Records from a data source:
>>>

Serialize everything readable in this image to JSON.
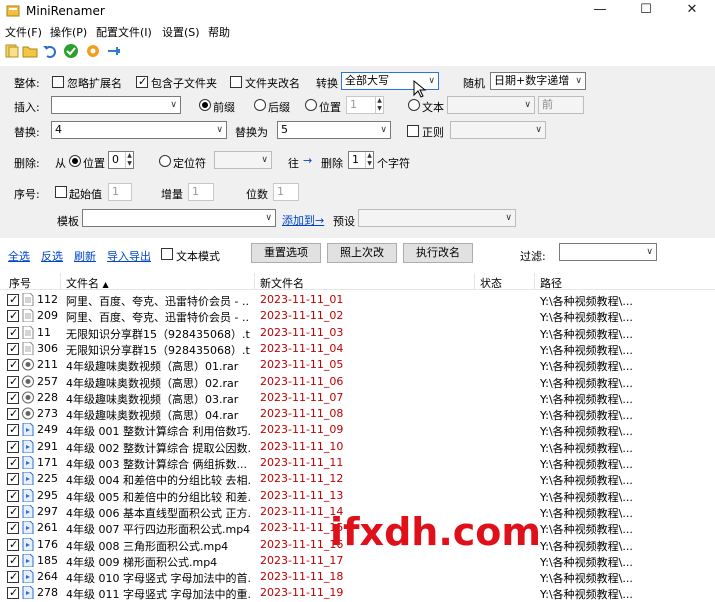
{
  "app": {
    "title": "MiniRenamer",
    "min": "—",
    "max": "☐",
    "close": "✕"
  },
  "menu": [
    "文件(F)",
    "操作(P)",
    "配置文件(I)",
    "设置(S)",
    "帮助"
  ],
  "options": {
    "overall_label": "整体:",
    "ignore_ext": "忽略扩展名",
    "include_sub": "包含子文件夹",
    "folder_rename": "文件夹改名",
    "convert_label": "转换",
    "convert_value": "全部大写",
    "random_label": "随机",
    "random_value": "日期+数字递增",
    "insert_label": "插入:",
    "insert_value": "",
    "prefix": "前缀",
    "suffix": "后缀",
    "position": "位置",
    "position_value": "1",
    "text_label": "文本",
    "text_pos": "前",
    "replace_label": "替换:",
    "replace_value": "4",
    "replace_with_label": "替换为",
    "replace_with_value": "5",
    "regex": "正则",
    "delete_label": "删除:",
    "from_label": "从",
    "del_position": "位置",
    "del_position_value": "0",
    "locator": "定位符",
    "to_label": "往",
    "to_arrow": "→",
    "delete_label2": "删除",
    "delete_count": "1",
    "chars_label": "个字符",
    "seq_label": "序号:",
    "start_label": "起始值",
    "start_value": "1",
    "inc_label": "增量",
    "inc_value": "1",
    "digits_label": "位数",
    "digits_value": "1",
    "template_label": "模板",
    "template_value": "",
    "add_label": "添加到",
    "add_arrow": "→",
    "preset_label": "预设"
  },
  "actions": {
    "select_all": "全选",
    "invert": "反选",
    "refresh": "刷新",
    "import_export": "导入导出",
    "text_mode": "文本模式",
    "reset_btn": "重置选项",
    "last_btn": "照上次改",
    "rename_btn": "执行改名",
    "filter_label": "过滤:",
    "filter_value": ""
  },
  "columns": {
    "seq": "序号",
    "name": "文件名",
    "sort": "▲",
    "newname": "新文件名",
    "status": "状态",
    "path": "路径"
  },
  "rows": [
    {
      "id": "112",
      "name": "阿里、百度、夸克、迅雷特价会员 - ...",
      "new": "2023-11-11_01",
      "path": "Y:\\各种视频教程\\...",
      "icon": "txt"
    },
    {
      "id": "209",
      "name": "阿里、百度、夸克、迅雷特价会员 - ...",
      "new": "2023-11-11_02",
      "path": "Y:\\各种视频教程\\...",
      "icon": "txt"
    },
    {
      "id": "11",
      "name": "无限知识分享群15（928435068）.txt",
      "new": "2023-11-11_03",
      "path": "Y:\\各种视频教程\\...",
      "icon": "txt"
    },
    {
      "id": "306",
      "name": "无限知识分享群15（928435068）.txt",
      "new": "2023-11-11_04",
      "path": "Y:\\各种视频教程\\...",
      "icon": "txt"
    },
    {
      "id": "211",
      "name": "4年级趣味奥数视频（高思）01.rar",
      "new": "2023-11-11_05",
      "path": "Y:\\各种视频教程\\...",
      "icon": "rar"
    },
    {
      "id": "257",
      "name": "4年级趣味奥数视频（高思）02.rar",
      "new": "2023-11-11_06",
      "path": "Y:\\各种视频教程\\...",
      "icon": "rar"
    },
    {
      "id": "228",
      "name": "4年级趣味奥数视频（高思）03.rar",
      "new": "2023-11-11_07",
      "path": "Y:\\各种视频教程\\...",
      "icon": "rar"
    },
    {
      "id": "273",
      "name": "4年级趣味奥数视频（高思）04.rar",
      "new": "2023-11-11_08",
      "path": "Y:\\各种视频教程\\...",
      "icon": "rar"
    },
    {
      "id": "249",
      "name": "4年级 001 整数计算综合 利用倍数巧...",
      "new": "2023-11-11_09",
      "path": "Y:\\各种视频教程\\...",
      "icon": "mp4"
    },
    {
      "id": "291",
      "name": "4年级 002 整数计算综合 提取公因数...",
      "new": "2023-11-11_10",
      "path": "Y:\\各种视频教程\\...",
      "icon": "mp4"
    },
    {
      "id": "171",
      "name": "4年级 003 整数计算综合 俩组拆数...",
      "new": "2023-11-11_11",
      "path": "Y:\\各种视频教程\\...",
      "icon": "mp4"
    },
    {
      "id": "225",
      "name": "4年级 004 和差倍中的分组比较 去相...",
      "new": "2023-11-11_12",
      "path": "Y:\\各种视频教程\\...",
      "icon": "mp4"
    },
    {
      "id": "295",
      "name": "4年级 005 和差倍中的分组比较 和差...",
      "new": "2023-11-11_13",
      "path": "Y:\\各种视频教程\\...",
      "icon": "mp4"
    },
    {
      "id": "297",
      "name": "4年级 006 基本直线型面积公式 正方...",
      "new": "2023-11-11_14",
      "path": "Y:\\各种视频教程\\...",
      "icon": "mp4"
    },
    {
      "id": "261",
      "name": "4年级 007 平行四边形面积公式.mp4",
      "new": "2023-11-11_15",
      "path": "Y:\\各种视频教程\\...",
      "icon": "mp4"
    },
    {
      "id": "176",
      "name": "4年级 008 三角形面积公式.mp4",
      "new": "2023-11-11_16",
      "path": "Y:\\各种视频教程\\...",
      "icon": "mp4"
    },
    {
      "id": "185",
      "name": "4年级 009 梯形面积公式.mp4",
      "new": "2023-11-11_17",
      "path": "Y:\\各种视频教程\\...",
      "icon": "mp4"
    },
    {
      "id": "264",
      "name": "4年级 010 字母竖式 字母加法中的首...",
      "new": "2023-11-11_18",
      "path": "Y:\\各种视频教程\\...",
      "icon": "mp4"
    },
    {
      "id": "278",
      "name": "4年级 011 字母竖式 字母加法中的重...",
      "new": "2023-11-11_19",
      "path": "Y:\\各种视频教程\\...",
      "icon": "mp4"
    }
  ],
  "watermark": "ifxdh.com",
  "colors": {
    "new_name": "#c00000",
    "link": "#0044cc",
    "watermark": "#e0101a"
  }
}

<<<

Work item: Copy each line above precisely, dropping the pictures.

Result:
Serialize everything readable in this image to JSON.
{
  "app": {
    "title": "MiniRenamer",
    "min": "—",
    "max": "☐",
    "close": "✕"
  },
  "menu": [
    "文件(F)",
    "操作(P)",
    "配置文件(I)",
    "设置(S)",
    "帮助"
  ],
  "options": {
    "overall_label": "整体:",
    "ignore_ext": "忽略扩展名",
    "include_sub": "包含子文件夹",
    "folder_rename": "文件夹改名",
    "convert_label": "转换",
    "convert_value": "全部大写",
    "random_label": "随机",
    "random_value": "日期+数字递增",
    "insert_label": "插入:",
    "insert_value": "",
    "prefix": "前缀",
    "suffix": "后缀",
    "position": "位置",
    "position_value": "1",
    "text_label": "文本",
    "text_pos": "前",
    "replace_label": "替换:",
    "replace_value": "4",
    "replace_with_label": "替换为",
    "replace_with_value": "5",
    "regex": "正则",
    "delete_label": "删除:",
    "from_label": "从",
    "del_position": "位置",
    "del_position_value": "0",
    "locator": "定位符",
    "to_label": "往",
    "to_arrow": "→",
    "delete_label2": "删除",
    "delete_count": "1",
    "chars_label": "个字符",
    "seq_label": "序号:",
    "start_label": "起始值",
    "start_value": "1",
    "inc_label": "增量",
    "inc_value": "1",
    "digits_label": "位数",
    "digits_value": "1",
    "template_label": "模板",
    "template_value": "",
    "add_label": "添加到",
    "add_arrow": "→",
    "preset_label": "预设"
  },
  "actions": {
    "select_all": "全选",
    "invert": "反选",
    "refresh": "刷新",
    "import_export": "导入导出",
    "text_mode": "文本模式",
    "reset_btn": "重置选项",
    "last_btn": "照上次改",
    "rename_btn": "执行改名",
    "filter_label": "过滤:",
    "filter_value": ""
  },
  "columns": {
    "seq": "序号",
    "name": "文件名",
    "sort": "▲",
    "newname": "新文件名",
    "status": "状态",
    "path": "路径"
  },
  "rows": [
    {
      "id": "112",
      "name": "阿里、百度、夸克、迅雷特价会员 - ...",
      "new": "2023-11-11_01",
      "path": "Y:\\各种视频教程\\...",
      "icon": "txt"
    },
    {
      "id": "209",
      "name": "阿里、百度、夸克、迅雷特价会员 - ...",
      "new": "2023-11-11_02",
      "path": "Y:\\各种视频教程\\...",
      "icon": "txt"
    },
    {
      "id": "11",
      "name": "无限知识分享群15（928435068）.txt",
      "new": "2023-11-11_03",
      "path": "Y:\\各种视频教程\\...",
      "icon": "txt"
    },
    {
      "id": "306",
      "name": "无限知识分享群15（928435068）.txt",
      "new": "2023-11-11_04",
      "path": "Y:\\各种视频教程\\...",
      "icon": "txt"
    },
    {
      "id": "211",
      "name": "4年级趣味奥数视频（高思）01.rar",
      "new": "2023-11-11_05",
      "path": "Y:\\各种视频教程\\...",
      "icon": "rar"
    },
    {
      "id": "257",
      "name": "4年级趣味奥数视频（高思）02.rar",
      "new": "2023-11-11_06",
      "path": "Y:\\各种视频教程\\...",
      "icon": "rar"
    },
    {
      "id": "228",
      "name": "4年级趣味奥数视频（高思）03.rar",
      "new": "2023-11-11_07",
      "path": "Y:\\各种视频教程\\...",
      "icon": "rar"
    },
    {
      "id": "273",
      "name": "4年级趣味奥数视频（高思）04.rar",
      "new": "2023-11-11_08",
      "path": "Y:\\各种视频教程\\...",
      "icon": "rar"
    },
    {
      "id": "249",
      "name": "4年级 001 整数计算综合 利用倍数巧...",
      "new": "2023-11-11_09",
      "path": "Y:\\各种视频教程\\...",
      "icon": "mp4"
    },
    {
      "id": "291",
      "name": "4年级 002 整数计算综合 提取公因数...",
      "new": "2023-11-11_10",
      "path": "Y:\\各种视频教程\\...",
      "icon": "mp4"
    },
    {
      "id": "171",
      "name": "4年级 003 整数计算综合 俩组拆数...",
      "new": "2023-11-11_11",
      "path": "Y:\\各种视频教程\\...",
      "icon": "mp4"
    },
    {
      "id": "225",
      "name": "4年级 004 和差倍中的分组比较 去相...",
      "new": "2023-11-11_12",
      "path": "Y:\\各种视频教程\\...",
      "icon": "mp4"
    },
    {
      "id": "295",
      "name": "4年级 005 和差倍中的分组比较 和差...",
      "new": "2023-11-11_13",
      "path": "Y:\\各种视频教程\\...",
      "icon": "mp4"
    },
    {
      "id": "297",
      "name": "4年级 006 基本直线型面积公式 正方...",
      "new": "2023-11-11_14",
      "path": "Y:\\各种视频教程\\...",
      "icon": "mp4"
    },
    {
      "id": "261",
      "name": "4年级 007 平行四边形面积公式.mp4",
      "new": "2023-11-11_15",
      "path": "Y:\\各种视频教程\\...",
      "icon": "mp4"
    },
    {
      "id": "176",
      "name": "4年级 008 三角形面积公式.mp4",
      "new": "2023-11-11_16",
      "path": "Y:\\各种视频教程\\...",
      "icon": "mp4"
    },
    {
      "id": "185",
      "name": "4年级 009 梯形面积公式.mp4",
      "new": "2023-11-11_17",
      "path": "Y:\\各种视频教程\\...",
      "icon": "mp4"
    },
    {
      "id": "264",
      "name": "4年级 010 字母竖式 字母加法中的首...",
      "new": "2023-11-11_18",
      "path": "Y:\\各种视频教程\\...",
      "icon": "mp4"
    },
    {
      "id": "278",
      "name": "4年级 011 字母竖式 字母加法中的重...",
      "new": "2023-11-11_19",
      "path": "Y:\\各种视频教程\\...",
      "icon": "mp4"
    }
  ],
  "watermark": "ifxdh.com",
  "colors": {
    "new_name": "#c00000",
    "link": "#0044cc",
    "watermark": "#e0101a"
  }
}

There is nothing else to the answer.